[Stored items]
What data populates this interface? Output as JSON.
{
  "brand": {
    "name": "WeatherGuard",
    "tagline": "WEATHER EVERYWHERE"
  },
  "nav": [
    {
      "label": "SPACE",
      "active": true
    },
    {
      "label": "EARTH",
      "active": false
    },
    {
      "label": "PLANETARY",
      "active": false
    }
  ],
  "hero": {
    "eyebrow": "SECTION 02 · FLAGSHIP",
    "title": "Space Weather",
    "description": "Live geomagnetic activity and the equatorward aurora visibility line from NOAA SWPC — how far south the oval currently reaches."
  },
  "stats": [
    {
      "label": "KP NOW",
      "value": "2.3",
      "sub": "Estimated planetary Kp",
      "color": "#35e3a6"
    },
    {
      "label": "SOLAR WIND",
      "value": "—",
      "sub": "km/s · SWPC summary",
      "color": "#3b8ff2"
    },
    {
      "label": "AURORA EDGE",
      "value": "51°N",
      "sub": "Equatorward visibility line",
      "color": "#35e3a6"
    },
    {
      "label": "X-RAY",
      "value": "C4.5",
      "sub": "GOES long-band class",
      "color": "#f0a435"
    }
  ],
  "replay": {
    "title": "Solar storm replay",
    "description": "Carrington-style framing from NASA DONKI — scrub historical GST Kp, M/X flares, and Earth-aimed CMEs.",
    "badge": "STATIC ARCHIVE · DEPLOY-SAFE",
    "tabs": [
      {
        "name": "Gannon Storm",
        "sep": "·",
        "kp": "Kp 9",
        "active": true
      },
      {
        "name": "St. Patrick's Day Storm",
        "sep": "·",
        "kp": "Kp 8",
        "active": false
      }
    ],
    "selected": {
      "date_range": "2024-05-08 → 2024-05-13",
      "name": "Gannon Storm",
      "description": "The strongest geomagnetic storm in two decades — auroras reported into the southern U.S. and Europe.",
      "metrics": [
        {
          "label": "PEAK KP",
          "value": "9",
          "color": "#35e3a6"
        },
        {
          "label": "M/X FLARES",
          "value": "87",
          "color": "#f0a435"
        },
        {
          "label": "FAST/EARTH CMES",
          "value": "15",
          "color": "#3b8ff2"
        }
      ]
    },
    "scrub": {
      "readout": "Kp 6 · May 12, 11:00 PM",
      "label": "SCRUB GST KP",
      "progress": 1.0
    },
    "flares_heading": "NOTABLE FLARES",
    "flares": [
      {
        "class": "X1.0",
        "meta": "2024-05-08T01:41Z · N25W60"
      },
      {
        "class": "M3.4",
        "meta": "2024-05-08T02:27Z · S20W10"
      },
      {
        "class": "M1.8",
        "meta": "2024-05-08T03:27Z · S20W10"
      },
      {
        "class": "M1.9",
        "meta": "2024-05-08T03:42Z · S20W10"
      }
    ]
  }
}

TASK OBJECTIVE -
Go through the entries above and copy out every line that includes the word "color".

REPLY TO THE EXERCISE -
      "color": "#35e3a6"
      "color": "#3b8ff2"
      "color": "#35e3a6"
      "color": "#f0a435"
          "color": "#35e3a6"
          "color": "#f0a435"
          "color": "#3b8ff2"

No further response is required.